The leaky establishment
(David Langford, 1984)

This is an entertaining comic novel, giving an interesting if perhaps slightly distorted glimpse into the hilarious world of atomic weapons research. But Langford, whose wit has enlivened sf fandom for years, always seems impelled by a last-minute attack of modesty to disguise his novels behind a thoroughly nondescript title; even as, in the photo on the rear inside cover, he attempts to hide himself behind a copy of his previous book.

The novel displays in full cry his distinctive style of humorous documentary, previously dispensed only in small doses to a select group of victims. Health warning: readers who believe that style should be transparent and unobtrusive may not like this book, from which style oozes from every pore. Descriptive sentences are long and replete with lovingly chosen adjectives; the dialogue seems well-rehearsed. The style has its own validity, it hangs together coherently, but perhaps it's not for everyone.

It would probably be incorrect, and certainly misleading, to classify the book as science fiction: it's set in the present, doesn't seem to rely on any technological innovation, and should appeal to anyone who fancies a comic novel very gently flavoured with anti-nuclear sentiments.

I enjoyed it, and didn't regret laying out £8.95 for the hardback. The author comes over as a nice chap despite his preoccupation with excreta (I exaggerate...), and the ending, probably the most difficult part of a novel, is in this case effective.

Originally published in Thurb 1 in August 1984

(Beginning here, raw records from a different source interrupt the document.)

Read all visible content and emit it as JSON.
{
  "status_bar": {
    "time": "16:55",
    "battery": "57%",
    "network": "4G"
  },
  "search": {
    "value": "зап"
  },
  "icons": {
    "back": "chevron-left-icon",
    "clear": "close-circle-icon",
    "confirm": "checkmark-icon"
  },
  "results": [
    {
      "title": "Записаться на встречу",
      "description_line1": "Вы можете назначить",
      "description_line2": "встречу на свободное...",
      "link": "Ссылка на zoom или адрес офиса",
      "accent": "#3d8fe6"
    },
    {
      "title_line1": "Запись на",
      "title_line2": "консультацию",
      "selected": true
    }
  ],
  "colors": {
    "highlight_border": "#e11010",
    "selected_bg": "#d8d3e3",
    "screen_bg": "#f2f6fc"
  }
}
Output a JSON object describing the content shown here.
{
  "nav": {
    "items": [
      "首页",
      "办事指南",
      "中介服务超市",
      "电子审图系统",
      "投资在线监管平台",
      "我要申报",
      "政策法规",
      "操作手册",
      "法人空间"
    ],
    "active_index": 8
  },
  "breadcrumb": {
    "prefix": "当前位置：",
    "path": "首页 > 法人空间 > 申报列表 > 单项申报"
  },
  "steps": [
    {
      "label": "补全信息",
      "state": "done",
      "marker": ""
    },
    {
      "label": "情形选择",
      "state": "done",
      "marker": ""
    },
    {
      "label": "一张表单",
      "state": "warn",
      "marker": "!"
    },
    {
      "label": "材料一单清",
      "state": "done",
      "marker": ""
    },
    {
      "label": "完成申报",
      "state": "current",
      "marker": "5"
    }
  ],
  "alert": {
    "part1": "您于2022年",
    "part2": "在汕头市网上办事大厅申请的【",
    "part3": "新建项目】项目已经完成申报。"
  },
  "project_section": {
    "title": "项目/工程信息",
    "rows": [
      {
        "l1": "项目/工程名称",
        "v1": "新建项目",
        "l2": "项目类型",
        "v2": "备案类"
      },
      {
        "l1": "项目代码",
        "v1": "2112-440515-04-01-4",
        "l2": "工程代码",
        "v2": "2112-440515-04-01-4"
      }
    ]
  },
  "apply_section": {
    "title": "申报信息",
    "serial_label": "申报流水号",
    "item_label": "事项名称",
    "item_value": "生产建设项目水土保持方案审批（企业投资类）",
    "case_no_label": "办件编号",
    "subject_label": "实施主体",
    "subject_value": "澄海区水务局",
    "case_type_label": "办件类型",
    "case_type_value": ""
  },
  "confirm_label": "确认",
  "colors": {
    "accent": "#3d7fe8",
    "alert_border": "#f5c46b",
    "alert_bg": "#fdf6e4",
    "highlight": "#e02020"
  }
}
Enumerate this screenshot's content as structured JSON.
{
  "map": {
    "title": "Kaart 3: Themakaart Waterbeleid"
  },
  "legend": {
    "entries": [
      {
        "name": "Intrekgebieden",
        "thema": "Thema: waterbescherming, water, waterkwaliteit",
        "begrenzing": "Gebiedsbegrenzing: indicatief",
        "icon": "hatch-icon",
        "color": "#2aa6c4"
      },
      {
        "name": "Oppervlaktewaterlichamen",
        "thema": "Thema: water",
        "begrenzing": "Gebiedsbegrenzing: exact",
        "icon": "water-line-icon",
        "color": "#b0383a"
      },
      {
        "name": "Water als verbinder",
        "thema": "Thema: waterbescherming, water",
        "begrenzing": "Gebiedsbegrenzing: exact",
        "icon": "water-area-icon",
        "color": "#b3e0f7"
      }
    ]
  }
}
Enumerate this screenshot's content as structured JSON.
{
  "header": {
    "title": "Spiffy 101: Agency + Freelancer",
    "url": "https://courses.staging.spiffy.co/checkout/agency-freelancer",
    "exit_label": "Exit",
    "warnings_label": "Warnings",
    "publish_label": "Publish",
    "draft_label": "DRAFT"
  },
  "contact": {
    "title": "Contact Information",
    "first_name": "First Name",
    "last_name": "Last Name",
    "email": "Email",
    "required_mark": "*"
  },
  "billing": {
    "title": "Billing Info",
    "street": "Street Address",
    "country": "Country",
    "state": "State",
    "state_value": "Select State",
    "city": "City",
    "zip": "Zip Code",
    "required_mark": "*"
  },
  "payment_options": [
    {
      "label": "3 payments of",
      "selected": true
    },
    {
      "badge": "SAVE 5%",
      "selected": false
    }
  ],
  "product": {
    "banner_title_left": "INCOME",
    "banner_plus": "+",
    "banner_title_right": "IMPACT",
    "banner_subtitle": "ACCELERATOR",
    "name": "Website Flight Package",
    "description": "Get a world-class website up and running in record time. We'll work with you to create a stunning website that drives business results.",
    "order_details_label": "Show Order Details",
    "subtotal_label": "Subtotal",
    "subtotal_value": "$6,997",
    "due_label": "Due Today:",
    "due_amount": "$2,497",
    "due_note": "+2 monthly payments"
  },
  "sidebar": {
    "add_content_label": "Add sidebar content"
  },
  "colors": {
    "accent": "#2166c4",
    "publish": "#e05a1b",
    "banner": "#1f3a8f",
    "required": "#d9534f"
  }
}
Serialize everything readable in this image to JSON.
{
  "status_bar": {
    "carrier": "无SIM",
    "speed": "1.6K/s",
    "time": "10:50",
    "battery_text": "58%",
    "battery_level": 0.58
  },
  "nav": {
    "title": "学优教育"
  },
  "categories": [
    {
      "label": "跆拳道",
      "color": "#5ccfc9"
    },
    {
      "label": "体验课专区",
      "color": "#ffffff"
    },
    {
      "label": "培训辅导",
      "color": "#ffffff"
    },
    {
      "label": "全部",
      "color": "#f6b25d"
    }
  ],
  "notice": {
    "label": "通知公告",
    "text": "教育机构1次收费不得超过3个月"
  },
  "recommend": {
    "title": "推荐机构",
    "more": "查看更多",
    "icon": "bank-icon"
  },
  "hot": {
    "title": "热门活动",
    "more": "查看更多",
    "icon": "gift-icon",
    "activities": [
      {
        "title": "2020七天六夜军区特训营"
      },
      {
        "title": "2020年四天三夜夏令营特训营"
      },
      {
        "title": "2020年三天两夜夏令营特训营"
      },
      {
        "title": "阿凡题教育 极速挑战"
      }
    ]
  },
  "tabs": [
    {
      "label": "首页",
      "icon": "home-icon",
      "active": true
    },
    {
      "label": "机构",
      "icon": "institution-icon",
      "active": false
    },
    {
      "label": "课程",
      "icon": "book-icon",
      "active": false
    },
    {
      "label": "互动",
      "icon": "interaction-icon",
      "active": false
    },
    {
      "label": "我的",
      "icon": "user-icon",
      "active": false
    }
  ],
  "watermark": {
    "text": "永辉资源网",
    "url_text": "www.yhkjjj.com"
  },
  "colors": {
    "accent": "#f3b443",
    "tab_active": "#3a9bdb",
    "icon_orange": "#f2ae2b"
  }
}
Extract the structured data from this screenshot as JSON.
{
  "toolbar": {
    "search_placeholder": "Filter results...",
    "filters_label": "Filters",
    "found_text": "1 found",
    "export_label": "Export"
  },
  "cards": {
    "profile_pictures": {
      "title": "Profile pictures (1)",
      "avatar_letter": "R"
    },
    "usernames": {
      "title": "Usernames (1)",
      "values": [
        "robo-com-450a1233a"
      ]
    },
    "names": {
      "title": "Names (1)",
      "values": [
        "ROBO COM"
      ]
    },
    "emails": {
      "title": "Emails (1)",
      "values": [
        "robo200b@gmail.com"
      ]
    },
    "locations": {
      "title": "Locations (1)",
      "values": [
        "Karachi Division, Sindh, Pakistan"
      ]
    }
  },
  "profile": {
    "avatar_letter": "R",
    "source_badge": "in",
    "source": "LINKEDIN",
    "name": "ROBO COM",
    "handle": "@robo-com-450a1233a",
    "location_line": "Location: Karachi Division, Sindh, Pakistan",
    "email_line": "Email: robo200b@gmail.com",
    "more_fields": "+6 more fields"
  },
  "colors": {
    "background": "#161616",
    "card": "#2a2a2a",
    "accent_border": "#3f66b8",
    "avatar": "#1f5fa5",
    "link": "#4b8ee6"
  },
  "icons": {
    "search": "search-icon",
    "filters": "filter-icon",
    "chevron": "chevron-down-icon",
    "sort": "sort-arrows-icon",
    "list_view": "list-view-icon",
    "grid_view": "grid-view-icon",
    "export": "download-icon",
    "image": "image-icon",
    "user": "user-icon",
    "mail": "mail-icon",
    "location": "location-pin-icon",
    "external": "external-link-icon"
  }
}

Writing now in October 2006, I'd like to add that the book is chiefly memorable for a scene near the end in which the hero discovers something rather impressive. It's one of those fictional scenes that I like to reread occasionally, though if I'm not careful I end up rereading the whole book as a result.